“So [IFV] was originally invented for women who had tubes that didn’t work because of endometriosis or scar tissue or something in the past,” Foulk said. “Of course, it’s been expanded now to treat all forms of infertility, but the original intent of IVF was to bypass the tubes. … With Invocell, the idea is to put the egg and the sperm together in this little device, and then return the device back into the top of the vagina, so it’s right next to where the uterus is. … So it’s in the natural incubator of the patient’s body that basically provides the right temperature, gas exchange and everything that helps an embryo thrive.”
Patients should be aware that the process is different, but Invocell is still a form of IVF, Foulk said.
“Invitro means ’in glass’ in Greek—and so it’s just a name to describe the egg and sperm coming together in a Petri dish or glass dish. And here the Invocell device is a plastic dish still. It just happens to go inside the patient’s body. So it’s still considered in vitro fertilization, even though it’s placed in vivo—in her body.”
But, according to Foulk, because it bypasses the traditional five-day lab time and “lessens the degree of intervention” that’s necessary to get a woman pregnant, it may also be more cost-effective than traditional IVF—which can be expensive for each round of treatment. And many people require more than one.
“The typical cost ranges anywhere, depending on the type of IVF you do, from $8,000 to $15,000, which is very expensive for something that often isn’t covered by insurance,” Foulk said.
It’s true that fertility services are often not covered by insurance, and many people have heard this is because these services are considered voluntary.
“That’s not the reason, actually,” Foulk said. “It’s interesting. Some people say that, but lots of medical care that’s considered elective or voluntary is covered.”
In truth, he said, it’s often because the people who choose what coverage exists are employers, and fertility services is the type of coverage that can lead employees to miss more work, not less.
But, these days, more companies—including big ones like Tesla—are covering fertility treatment, Foulk said, “because they realize it’s not right to not cover it. Building a family is not elective. It’s essential for most of us. It’s a very important part of life.
“And with Invocell, the hope is that we can minimize some of that extra work, so that it becomes cheaper—it becomes more cost effective for the patient,” he said.
Foulk said he’s been using Invocell in his Salt Lake City and Las Vegas practices for almost nine months now and has been pleased with several resulting pregnancies. It’s a great, and possibly cheaper, option, he said—for the right type of patient, which isn’t everyone.
Facts of life

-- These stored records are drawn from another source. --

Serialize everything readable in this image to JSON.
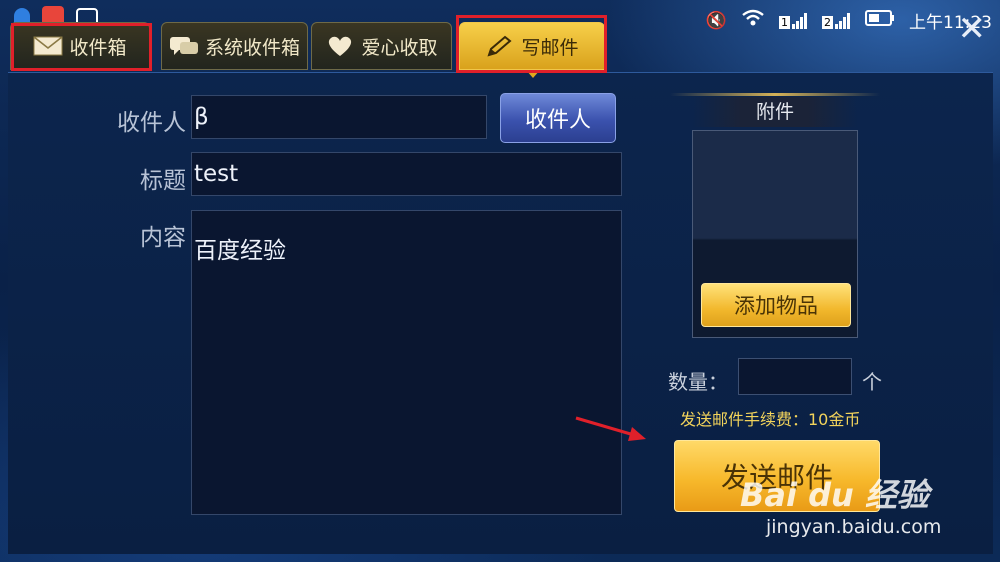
{
  "status_bar": {
    "time": "上午11:23",
    "sim1": "1",
    "sim2": "2"
  },
  "tabs": [
    {
      "label": "收件箱",
      "icon": "envelope-icon",
      "active": false
    },
    {
      "label": "系统收件箱",
      "icon": "chat-bubble-icon",
      "active": false
    },
    {
      "label": "爱心收取",
      "icon": "heart-icon",
      "active": false
    },
    {
      "label": "写邮件",
      "icon": "pencil-icon",
      "active": true
    }
  ],
  "form": {
    "recipient_label": "收件人",
    "recipient_value": "β",
    "recipient_button": "收件人",
    "subject_label": "标题",
    "subject_value": "test",
    "content_label": "内容",
    "content_value": "百度经验"
  },
  "attachment": {
    "title": "附件",
    "add_button": "添加物品",
    "quantity_label": "数量：",
    "quantity_unit": "个",
    "fee_text": "发送邮件手续费：10金币",
    "send_button": "发送邮件"
  },
  "watermark": {
    "brand": "Bai du 经验",
    "url": "jingyan.baidu.com"
  },
  "colors": {
    "active_tab": "#f2c23a",
    "send_button": "#f7b92c",
    "annotation": "#e0202a"
  }
}
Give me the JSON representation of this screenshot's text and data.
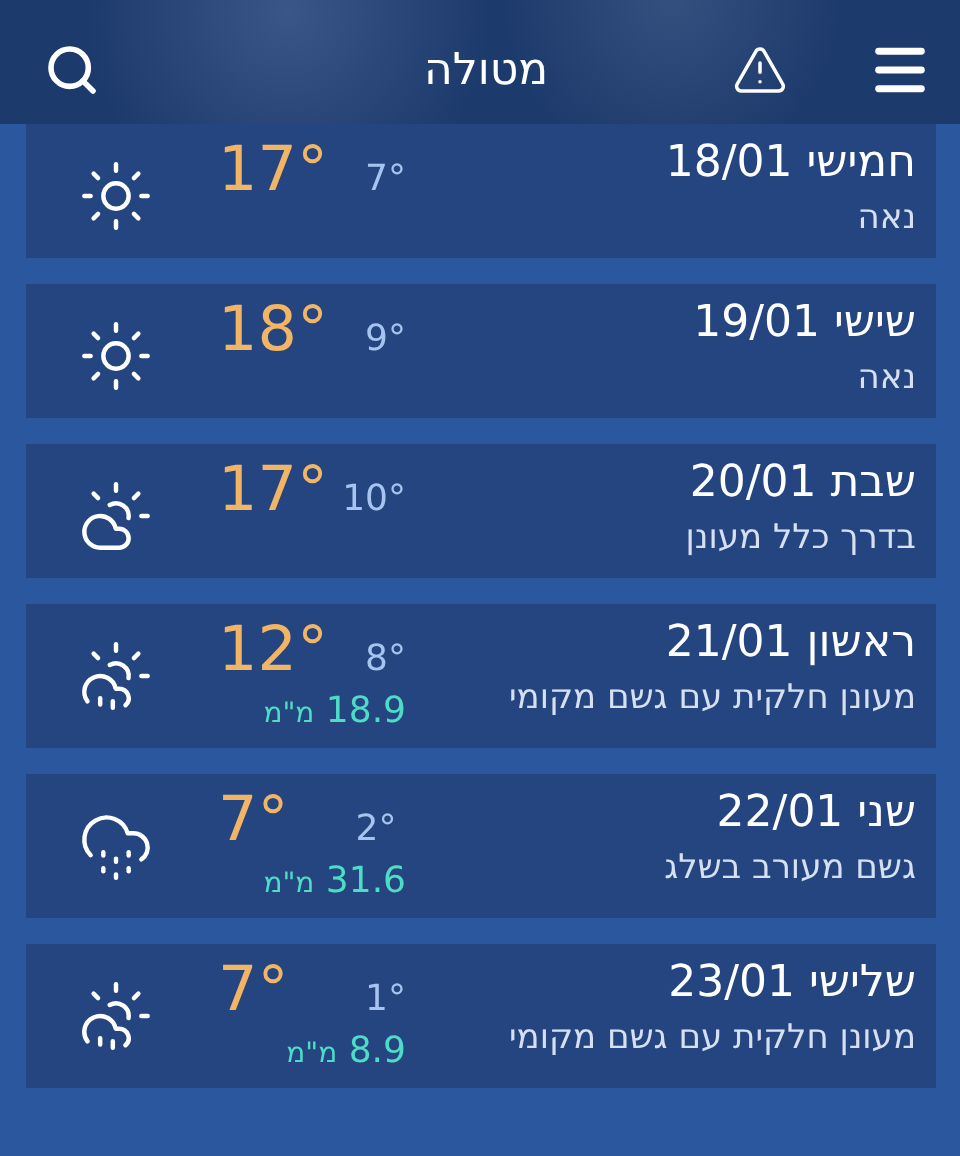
{
  "header": {
    "title": "מטולה"
  },
  "days": [
    {
      "heading": "חמישי 18/01",
      "description": "נאה",
      "high": "17°",
      "low": "7°",
      "kind": "sun"
    },
    {
      "heading": "שישי 19/01",
      "description": "נאה",
      "high": "18°",
      "low": "9°",
      "kind": "sun"
    },
    {
      "heading": "שבת 20/01",
      "description": "בדרך כלל מעונן",
      "high": "17°",
      "low": "10°",
      "kind": "partly_cloudy"
    },
    {
      "heading": "ראשון 21/01",
      "description": "מעונן חלקית עם גשם מקומי",
      "high": "12°",
      "low": "8°",
      "precipitation": "18.9",
      "unit": "מ\"מ",
      "kind": "showers"
    },
    {
      "heading": "שני 22/01",
      "description": "גשם מעורב בשלג",
      "high": "7°",
      "low": "2°",
      "precipitation": "31.6",
      "unit": "מ\"מ",
      "kind": "sleet"
    },
    {
      "heading": "שלישי 23/01",
      "description": "מעונן חלקית עם גשם מקומי",
      "high": "7°",
      "low": "1°",
      "precipitation": "8.9",
      "unit": "מ\"מ",
      "kind": "showers"
    }
  ]
}
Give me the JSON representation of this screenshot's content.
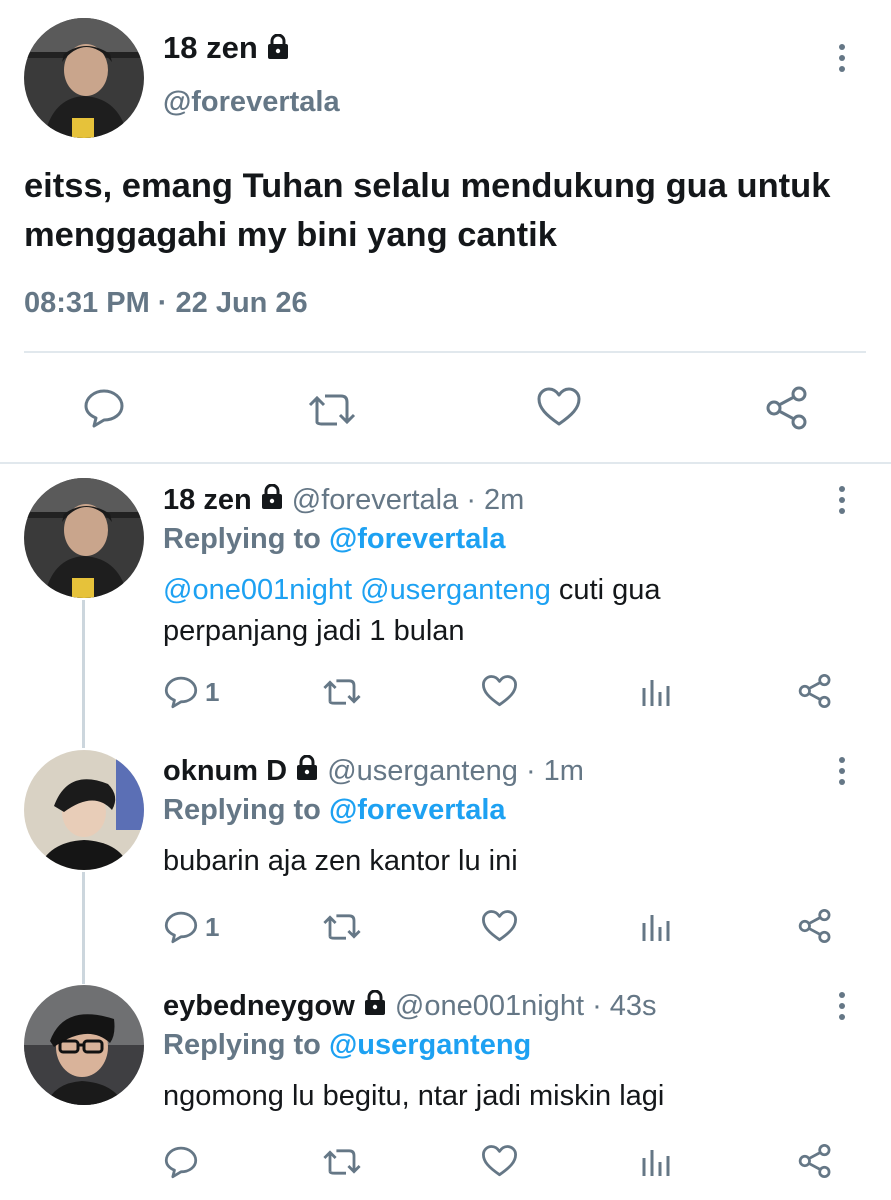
{
  "main_tweet": {
    "name": "18 zen",
    "handle": "@forevertala",
    "text": "eitss, emang Tuhan selalu mendukung gua untuk menggagahi my bini yang cantik",
    "timestamp": "08:31 PM · 22 Jun 26",
    "actions": [
      "reply-icon",
      "retweet-icon",
      "like-icon",
      "share-icon"
    ]
  },
  "replies": [
    {
      "name": "18 zen",
      "handle": "@forevertala",
      "age": "· 2m",
      "replying_prefix": "Replying to",
      "replying_to": "@forevertala",
      "mention1": "@one001night",
      "mention2": "@userganteng",
      "text": "cuti gua perpanjang jadi 1 bulan",
      "reply_count": "1"
    },
    {
      "name": "oknum D",
      "handle": "@userganteng",
      "age": "· 1m",
      "replying_prefix": "Replying to",
      "replying_to": "@forevertala",
      "text": "bubarin aja zen kantor lu ini",
      "reply_count": "1"
    },
    {
      "name": "eybedneygow",
      "handle": "@one001night",
      "age": "· 43s",
      "replying_prefix": "Replying to",
      "replying_to": "@userganteng",
      "text": "ngomong lu begitu, ntar jadi miskin lagi",
      "reply_count": ""
    }
  ],
  "colors": {
    "accent": "#1da1f2",
    "secondary_text": "#657786",
    "primary_text": "#14171a",
    "divider": "#e1e8ed"
  }
}
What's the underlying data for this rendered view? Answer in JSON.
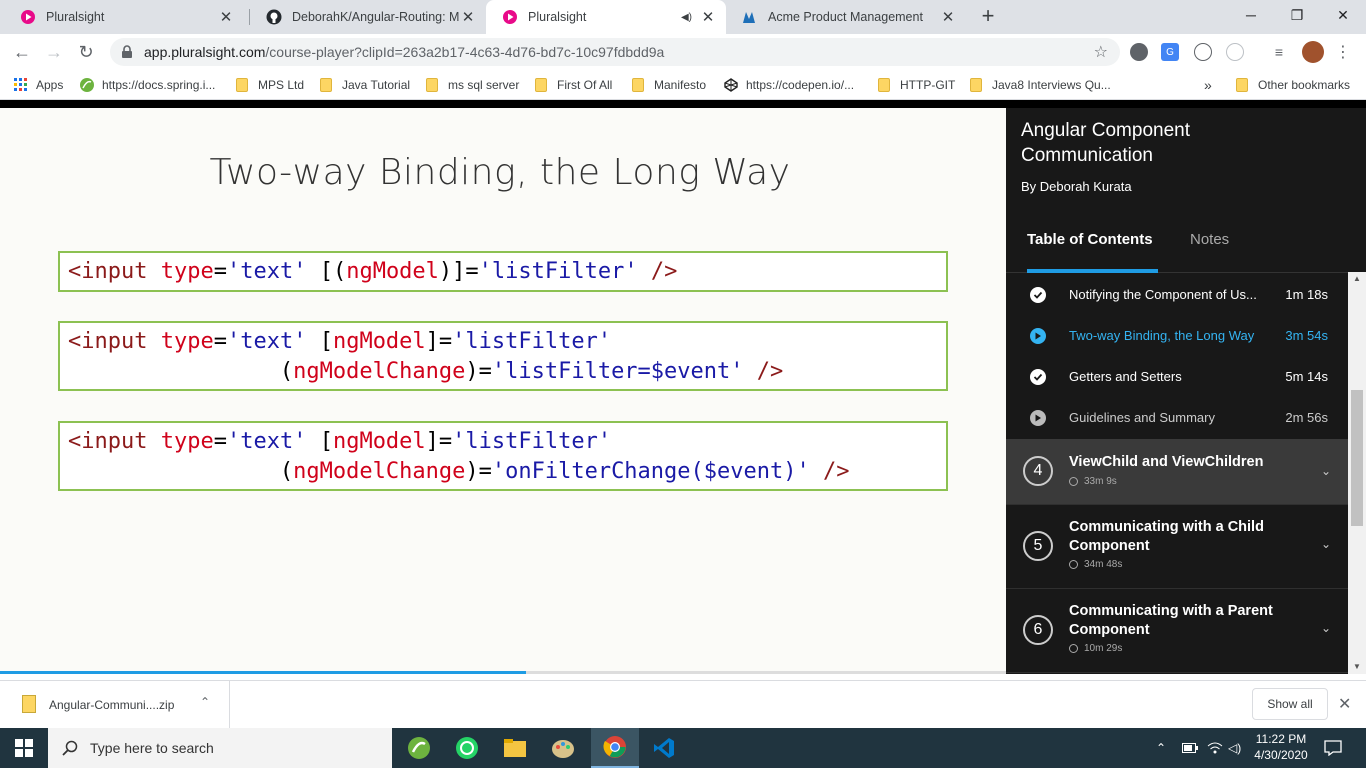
{
  "browser": {
    "tabs": [
      {
        "title": "Pluralsight",
        "active": false
      },
      {
        "title": "DeborahK/Angular-Routing: Mat",
        "active": false
      },
      {
        "title": "Pluralsight",
        "active": true
      },
      {
        "title": "Acme Product Management",
        "active": false
      }
    ],
    "new_tab": "+",
    "window": {
      "minimize": "─",
      "restore": "❐",
      "close": "✕"
    },
    "url_host": "app.pluralsight.com",
    "url_path": "/course-player?clipId=263a2b17-4c63-4d76-bd7c-10c97fdbdd9a",
    "bookmarks": [
      {
        "label": "Apps",
        "kind": "apps-icon"
      },
      {
        "label": "https://docs.spring.i...",
        "kind": "spring-icon"
      },
      {
        "label": "MPS Ltd",
        "kind": "folder-icon"
      },
      {
        "label": "Java Tutorial",
        "kind": "folder-icon"
      },
      {
        "label": "ms sql server",
        "kind": "folder-icon"
      },
      {
        "label": "First Of All",
        "kind": "folder-icon"
      },
      {
        "label": "Manifesto",
        "kind": "folder-icon"
      },
      {
        "label": "https://codepen.io/...",
        "kind": "codepen-icon"
      },
      {
        "label": "HTTP-GIT",
        "kind": "folder-icon"
      },
      {
        "label": "Java8 Interviews Qu...",
        "kind": "folder-icon"
      }
    ],
    "more_bookmarks": "»",
    "other_bookmarks": "Other bookmarks"
  },
  "slide": {
    "title": "Two-way Binding, the Long Way",
    "progress": 0.523
  },
  "sidebar": {
    "course_title": "Angular Component Communication",
    "author": "By Deborah Kurata",
    "tab_toc": "Table of Contents",
    "tab_notes": "Notes",
    "clips": [
      {
        "name": "Notifying the Component of Us...",
        "duration": "1m 18s",
        "state": "watched"
      },
      {
        "name": "Two-way Binding, the Long Way",
        "duration": "3m 54s",
        "state": "current"
      },
      {
        "name": "Getters and Setters",
        "duration": "5m 14s",
        "state": "watched"
      },
      {
        "name": "Guidelines and Summary",
        "duration": "2m 56s",
        "state": "unwatched"
      }
    ],
    "modules": [
      {
        "number": "4",
        "title": "ViewChild and ViewChildren",
        "duration": "33m 9s"
      },
      {
        "number": "5",
        "title": "Communicating with a Child Component",
        "duration": "34m 48s"
      },
      {
        "number": "6",
        "title": "Communicating with a Parent Component",
        "duration": "10m 29s"
      }
    ]
  },
  "downloads": {
    "file": "Angular-Communi....zip",
    "show_all": "Show all"
  },
  "taskbar": {
    "search_placeholder": "Type here to search",
    "time": "11:22 PM",
    "date": "4/30/2020"
  },
  "colors": {
    "accent": "#1f9ce4",
    "code_border": "#8cc152",
    "code_tag": "#8b1a1a",
    "code_attr": "#d0021b",
    "code_string": "#1a1aa6"
  }
}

“The most ideal candidates, I’ve learned, are young women—young meaning women that have a good ovary reserve, and that’s just a measure of how many eggs they have left—who have tubal issues,” Foulk said. “Their Fallopian tubes don’t work well. What IVF is for, essentially, is to bypass what normally happens in the Fallopian tube. And normally fertilization happens in the distal Fallopian tube.”
In cases where a couples’ problems are different—say if sperm are unable to fertilize eggs on their own—Invocell is not a viable solution and different forms of IVF need to be considered.
“But it still gives us an alternative for a lot of folks that could otherwise not be able to afford it or just want a more natural way to let the process unfold,” Foulk said. “It’s very good for a group of people—and it’s usually the younger folks that tend to be struggling more financially. They’re not as set in there jobs and such, and those are the ones it helps most. So it’s directed toward those that need it the most.”
In his centers where Invocell has been deployed, Foulk said the resulting embryos—and pregnancies—have been encouraging.
“What’s remarkable is that the embryo quality you see from the Invocell often is better than what you’d see if it was grown in vitro, in artificial conditions—which kind of makes sense, right? We’re never going to be as good as mother nature.”